• **Input data**:
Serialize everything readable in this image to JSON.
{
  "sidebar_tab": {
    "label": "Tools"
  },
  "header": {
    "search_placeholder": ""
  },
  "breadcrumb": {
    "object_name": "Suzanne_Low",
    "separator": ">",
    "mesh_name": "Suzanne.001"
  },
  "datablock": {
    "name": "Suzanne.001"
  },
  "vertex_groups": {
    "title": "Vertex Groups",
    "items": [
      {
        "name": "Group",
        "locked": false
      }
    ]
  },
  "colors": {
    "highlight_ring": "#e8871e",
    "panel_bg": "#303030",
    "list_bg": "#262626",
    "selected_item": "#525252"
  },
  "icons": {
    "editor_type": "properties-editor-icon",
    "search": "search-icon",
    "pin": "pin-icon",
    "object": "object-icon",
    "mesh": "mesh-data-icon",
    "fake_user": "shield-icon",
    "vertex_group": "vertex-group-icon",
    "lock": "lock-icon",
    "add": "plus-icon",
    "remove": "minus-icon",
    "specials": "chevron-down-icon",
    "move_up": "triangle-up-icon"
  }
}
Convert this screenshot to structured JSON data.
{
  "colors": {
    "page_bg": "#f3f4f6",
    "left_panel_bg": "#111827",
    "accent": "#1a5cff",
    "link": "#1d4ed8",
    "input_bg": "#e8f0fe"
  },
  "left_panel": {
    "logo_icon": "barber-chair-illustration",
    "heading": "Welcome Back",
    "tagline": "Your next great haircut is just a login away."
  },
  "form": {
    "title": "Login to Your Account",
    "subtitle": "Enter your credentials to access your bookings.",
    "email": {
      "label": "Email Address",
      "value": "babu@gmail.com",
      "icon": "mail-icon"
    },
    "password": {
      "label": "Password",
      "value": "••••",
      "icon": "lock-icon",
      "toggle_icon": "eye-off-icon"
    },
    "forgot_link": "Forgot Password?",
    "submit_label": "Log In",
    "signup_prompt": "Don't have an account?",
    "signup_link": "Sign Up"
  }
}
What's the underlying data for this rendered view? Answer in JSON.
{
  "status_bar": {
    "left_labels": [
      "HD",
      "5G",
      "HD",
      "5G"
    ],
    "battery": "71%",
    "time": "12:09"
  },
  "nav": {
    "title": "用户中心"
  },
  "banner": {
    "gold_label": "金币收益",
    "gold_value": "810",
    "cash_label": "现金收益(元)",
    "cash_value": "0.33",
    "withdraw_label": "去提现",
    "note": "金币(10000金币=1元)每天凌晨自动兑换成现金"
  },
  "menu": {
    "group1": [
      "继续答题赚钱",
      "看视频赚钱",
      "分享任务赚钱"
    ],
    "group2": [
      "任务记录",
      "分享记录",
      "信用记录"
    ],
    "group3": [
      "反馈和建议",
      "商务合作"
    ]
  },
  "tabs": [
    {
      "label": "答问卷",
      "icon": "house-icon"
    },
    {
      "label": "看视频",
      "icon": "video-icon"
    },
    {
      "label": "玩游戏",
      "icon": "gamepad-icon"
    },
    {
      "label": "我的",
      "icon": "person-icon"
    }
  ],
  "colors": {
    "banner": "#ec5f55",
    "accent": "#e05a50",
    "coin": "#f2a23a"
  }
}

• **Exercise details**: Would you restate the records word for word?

• **Result for this task**:
Serialize everything readable in this image to JSON.
{
  "sidebar_tab": {
    "label": "Tools"
  },
  "header": {
    "search_placeholder": ""
  },
  "breadcrumb": {
    "object_name": "Suzanne_Low",
    "separator": ">",
    "mesh_name": "Suzanne.001"
  },
  "datablock": {
    "name": "Suzanne.001"
  },
  "vertex_groups": {
    "title": "Vertex Groups",
    "items": [
      {
        "name": "Group",
        "locked": false
      }
    ]
  },
  "colors": {
    "highlight_ring": "#e8871e",
    "panel_bg": "#303030",
    "list_bg": "#262626",
    "selected_item": "#525252"
  },
  "icons": {
    "editor_type": "properties-editor-icon",
    "search": "search-icon",
    "pin": "pin-icon",
    "object": "object-icon",
    "mesh": "mesh-data-icon",
    "fake_user": "shield-icon",
    "vertex_group": "vertex-group-icon",
    "lock": "lock-icon",
    "add": "plus-icon",
    "remove": "minus-icon",
    "specials": "chevron-down-icon",
    "move_up": "triangle-up-icon"
  }
}
Convert this screenshot to structured JSON data.
{
  "colors": {
    "page_bg": "#f3f4f6",
    "left_panel_bg": "#111827",
    "accent": "#1a5cff",
    "link": "#1d4ed8",
    "input_bg": "#e8f0fe"
  },
  "left_panel": {
    "logo_icon": "barber-chair-illustration",
    "heading": "Welcome Back",
    "tagline": "Your next great haircut is just a login away."
  },
  "form": {
    "title": "Login to Your Account",
    "subtitle": "Enter your credentials to access your bookings.",
    "email": {
      "label": "Email Address",
      "value": "babu@gmail.com",
      "icon": "mail-icon"
    },
    "password": {
      "label": "Password",
      "value": "••••",
      "icon": "lock-icon",
      "toggle_icon": "eye-off-icon"
    },
    "forgot_link": "Forgot Password?",
    "submit_label": "Log In",
    "signup_prompt": "Don't have an account?",
    "signup_link": "Sign Up"
  }
}
What's the underlying data for this rendered view? Answer in JSON.
{
  "status_bar": {
    "left_labels": [
      "HD",
      "5G",
      "HD",
      "5G"
    ],
    "battery": "71%",
    "time": "12:09"
  },
  "nav": {
    "title": "用户中心"
  },
  "banner": {
    "gold_label": "金币收益",
    "gold_value": "810",
    "cash_label": "现金收益(元)",
    "cash_value": "0.33",
    "withdraw_label": "去提现",
    "note": "金币(10000金币=1元)每天凌晨自动兑换成现金"
  },
  "menu": {
    "group1": [
      "继续答题赚钱",
      "看视频赚钱",
      "分享任务赚钱"
    ],
    "group2": [
      "任务记录",
      "分享记录",
      "信用记录"
    ],
    "group3": [
      "反馈和建议",
      "商务合作"
    ]
  },
  "tabs": [
    {
      "label": "答问卷",
      "icon": "house-icon"
    },
    {
      "label": "看视频",
      "icon": "video-icon"
    },
    {
      "label": "玩游戏",
      "icon": "gamepad-icon"
    },
    {
      "label": "我的",
      "icon": "person-icon"
    }
  ],
  "colors": {
    "banner": "#ec5f55",
    "accent": "#e05a50",
    "coin": "#f2a23a"
  }
}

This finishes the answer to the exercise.